This is disappointing, because as the excellent mechanical differential fitted to the new Golf GTI has shown, Volkswagen can successfully engineer its more powerful front-wheel drive cars to place their reserves to the road without any old-fashioned torque steer antics. It’s just a pity it didn’t apply some more of that know-how to the Polo R WRC.
Accept that you have to live with the new Volkswagen’s inability to get its power down and you discover a car with otherwise sound handling traits.
Firm underpinnings provide excellent body control and the upgraded wheel and tyre package affords plenty of purchase. The steering could be a bit more communicative, but when it’s not corrupted by efforts to get power to the road it’s nicely weighted, very accurate and satisfyingly dependable.
You can push hard with a fair deal of confidence over snaking roads without any premature understeer, and lift off sharply mid corner without having to worry about the rear end stepping out of line. But while there is plenty to like there isn’t sufficient adjustability within the chassis to see the Polo R WRC trouble the best cars in its class for pure engagement.
The ride is firmer than that of the Polo GTI owing in part to its lower profile rubber. There’s enough compliance in compression and control in rebound to ensure it remains composed on all but badly pitted bitumen and without any confidence-zapping skatiness on mid-corner bumps.
Should I buy one?
There is plenty to like about the Polo R WRC, not least of all its excellent engine, superb interior and impressive levels of fit and finish.

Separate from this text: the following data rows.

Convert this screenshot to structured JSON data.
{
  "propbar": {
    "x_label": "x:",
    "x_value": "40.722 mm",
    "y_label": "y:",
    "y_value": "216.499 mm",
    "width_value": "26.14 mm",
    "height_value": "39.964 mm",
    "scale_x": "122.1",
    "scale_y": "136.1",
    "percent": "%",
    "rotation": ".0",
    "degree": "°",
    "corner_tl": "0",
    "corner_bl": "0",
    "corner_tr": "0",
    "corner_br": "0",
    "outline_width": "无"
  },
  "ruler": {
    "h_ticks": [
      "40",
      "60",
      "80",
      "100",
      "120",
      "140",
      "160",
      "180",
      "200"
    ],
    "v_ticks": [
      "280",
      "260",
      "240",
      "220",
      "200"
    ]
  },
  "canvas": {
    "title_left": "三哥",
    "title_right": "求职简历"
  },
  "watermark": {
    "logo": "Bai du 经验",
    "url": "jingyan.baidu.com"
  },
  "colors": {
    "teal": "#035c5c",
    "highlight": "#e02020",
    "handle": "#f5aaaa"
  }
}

But in driving terms it is let down by its inability to place its power to the road, less than stirring exhaust note and a chassis that while providing sound handling traits sadly lacks for engagement.
Still, the initial batch of 2500 is only planned to be assembled in left-hand drive guise, meaning UK sales are out of the question for the time being. The new range-topping Polo costs a steep €33,900 in Germany, which on today’s exchange rate positions it £11,138 higher than the £17,995 Fiesta ST, which is more enjoyable to steer if not quite as powerful nor as fast or as comprehensively equipped.
Volkswagen Polo R WRC
Price £29,146; 0-62mph 6.5sec; Top speed 151mph; Economy 37.6mpg; CO2 174g/km; Kerb weight 1249kg; Engine 4 cyls in-line, 1984cc, turbocharged petrol; Power 217bhp at 4500rpm; Torque 258lb ft at 2500-4400rpm; Gearbox 6-spd manual
What is it?